Let's Map Out the 2016 Yankee Relief Pitching Depth Chart

Aroldis Chapman is a Yankee. He and Dellin Betances will form the best 1-2 punch in baseball next season. However, the Yankees will carry five other relief pitchers next season, and will probably call up at least twice that many during the season. Let's see if we can map out those twelve pitchers. I'm going to avoid converting any minor league starting pitching (with one exception) to the bullpen, since the Yankees are desperate for starting pitching right now.

I think the Yankees have the potential to pull 3-4 dominant relief pitchers out of this group to form a really special bullpen, but I wouldn't be shocked to see relievers 3-6 fail in the early season before the guys farther down the depth chart start to be given real chances. 

1-2: Aroldis Chapman and Dellin Betances. You know those guys.

3-4. Tyler Clippard and Adam Warren. They are the veterans of the Yankee bullpen, and they will be given the chance to break camp with the team as long as they stay healthy. Problem is, I'm not sure either is any good anymore. Clippard posted a 3.57 ERA last season, barely above the 3.93 league average, against a 4.21 FIP. Warren was worse. Hopefully both rebound, but I wouldn't be shocked if neither is on the MLB roster by September. 

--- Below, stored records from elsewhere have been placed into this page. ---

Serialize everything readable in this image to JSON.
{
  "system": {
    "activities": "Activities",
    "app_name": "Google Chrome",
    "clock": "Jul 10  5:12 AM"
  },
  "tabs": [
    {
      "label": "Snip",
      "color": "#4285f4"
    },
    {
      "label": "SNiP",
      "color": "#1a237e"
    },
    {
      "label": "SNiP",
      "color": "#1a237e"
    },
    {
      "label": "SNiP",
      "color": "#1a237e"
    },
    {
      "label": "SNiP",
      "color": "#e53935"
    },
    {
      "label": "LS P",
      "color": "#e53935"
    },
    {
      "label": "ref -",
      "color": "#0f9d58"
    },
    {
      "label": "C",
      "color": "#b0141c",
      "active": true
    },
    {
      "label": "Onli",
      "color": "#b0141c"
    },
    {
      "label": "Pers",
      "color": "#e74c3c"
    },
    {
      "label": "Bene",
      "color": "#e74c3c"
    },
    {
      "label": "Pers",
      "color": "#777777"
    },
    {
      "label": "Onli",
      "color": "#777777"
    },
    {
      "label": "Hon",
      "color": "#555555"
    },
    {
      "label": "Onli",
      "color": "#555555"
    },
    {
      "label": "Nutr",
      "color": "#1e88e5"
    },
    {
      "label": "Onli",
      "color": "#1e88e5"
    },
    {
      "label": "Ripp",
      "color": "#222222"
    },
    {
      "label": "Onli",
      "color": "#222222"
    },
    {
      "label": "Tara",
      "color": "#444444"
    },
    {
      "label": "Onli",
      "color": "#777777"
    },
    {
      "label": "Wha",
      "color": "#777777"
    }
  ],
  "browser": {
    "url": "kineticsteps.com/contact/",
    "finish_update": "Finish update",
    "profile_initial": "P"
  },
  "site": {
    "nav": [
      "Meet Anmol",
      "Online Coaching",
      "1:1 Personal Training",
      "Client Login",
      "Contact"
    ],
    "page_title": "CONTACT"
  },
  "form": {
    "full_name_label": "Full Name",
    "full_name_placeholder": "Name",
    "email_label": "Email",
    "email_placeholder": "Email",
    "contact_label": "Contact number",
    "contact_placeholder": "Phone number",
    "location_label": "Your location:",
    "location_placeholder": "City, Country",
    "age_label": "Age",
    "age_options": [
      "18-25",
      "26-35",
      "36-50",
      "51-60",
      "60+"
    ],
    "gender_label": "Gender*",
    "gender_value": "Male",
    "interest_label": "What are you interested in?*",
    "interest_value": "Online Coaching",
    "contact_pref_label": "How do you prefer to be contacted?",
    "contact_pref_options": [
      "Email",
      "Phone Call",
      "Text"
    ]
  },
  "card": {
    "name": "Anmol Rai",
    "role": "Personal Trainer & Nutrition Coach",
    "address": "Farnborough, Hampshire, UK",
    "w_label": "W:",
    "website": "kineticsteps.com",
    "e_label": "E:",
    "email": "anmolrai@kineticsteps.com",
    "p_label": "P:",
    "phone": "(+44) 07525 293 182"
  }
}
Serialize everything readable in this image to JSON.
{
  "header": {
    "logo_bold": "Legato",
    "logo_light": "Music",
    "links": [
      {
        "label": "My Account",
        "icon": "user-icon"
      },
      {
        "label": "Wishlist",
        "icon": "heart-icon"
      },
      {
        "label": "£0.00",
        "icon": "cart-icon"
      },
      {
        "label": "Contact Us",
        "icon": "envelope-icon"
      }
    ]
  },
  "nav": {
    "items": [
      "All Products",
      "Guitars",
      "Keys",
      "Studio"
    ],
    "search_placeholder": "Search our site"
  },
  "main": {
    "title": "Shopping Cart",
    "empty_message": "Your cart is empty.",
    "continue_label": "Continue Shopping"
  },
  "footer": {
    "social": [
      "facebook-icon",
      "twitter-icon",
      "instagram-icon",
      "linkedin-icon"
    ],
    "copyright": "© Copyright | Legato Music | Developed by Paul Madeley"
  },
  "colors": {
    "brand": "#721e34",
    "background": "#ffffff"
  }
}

5. One of Luis Cessa, Luis Severino, or Chad Green - The Yankees need to fill their back two rotation spots. The loser of that probably goes to the bullpen, although I could see any of these guys back at Triple-A too. If Severino ends up in the bullpen, my bet is it is for good, and Severino becomes an ace reliever. The other two guys would be long men.

6. Richard Bleier - Lefties hit .150/.209/.200 off Bleier during his brief MLB debut in 2016, and .196/.244/.241 in the minors. We'll see if he can sustain that, especially considering his career minor league K/9 of 5.0. I'm skeptical (he's 29), but he'll get the first shot at middle relief innings against left handed batters. The Yankees definitely have room to add a Boone Logan type.

7-8 Johnny Barbato and Nick Goody - The Yankees used a lot of forgettable right-handed relief pitchers last season. Most of them are off the 40-man, but these guys stuck around. Both were terrible in small samples in the majors, but excellent at Triple-A. Goody's stats were particularly eye-popping: 1.93 ERA, 0.68 WHIP, 13.5 K/9 1.5 BB/9, after an excellent 2015. Goody deserves an extended shot.

9-10 Jonathan Holder and Ben Heller - Now things get interesting. Holder was flat-out dominant in the minors last season: 65 innings with 14 K/9 and 1 BB/9. He started all the way down in High-A and finished in the major leagues. At Triple-A, he allowed just two runs and seven baserunners in 35 innings. At one point, Holder struck out 11 Triple-A batters in a row. He's not a closer with the stuff to blow guys away, but the results are elite.  

11. Giovanny Gallegos. Not going to lie, I had no idea who Gallegos was until the Yankees added him to the 40-man roster after the season. The Yankees originally signed him as a starting pitcher out of Mexico. He sat in the low-90s, and attracted a little bit of attention at the time. He never found much success in the minor leagues as a starter, but has been lights-out since being converted to the bullpen in 2015. I can't find a scouting report since the conversion, but the stat line is impressive; in 2016 between Double-A and Triple-A, he pitched 78 innings (42 games) with a 1.27 ERA, 12.0 K/9, 2.0 BB/9. He had a bit of a reverse platoon split; righties hit .216/.274/.346 while lefties hit .128/.162/.208. I wouldn't be shocked if he breaks camp with the team.

12. Mark Montgomery. He's been around forever. After the the matriculation through the minors of David Robertson and Mark Melancon, Montgomery was on track to the the Next Yankee Relief Ace Prospect in 2012. Scouts said he had one of the best sliders in the minors, and he quickly climbed to Double-A. Then, Montgomery hurt his shoulder, and he hasn't been the same since. However, Montgomery is still just 26 years old. He has bounced around the high minors since 2013 with reduced velocity and poor control. He got back on track in 2016: 45 innings with a 2.56 ERA, 12.4 K/9 4.3 BB/9. I think he could still become a Shawn Kelly type, but I'm assuming he's the low man on the depth chart.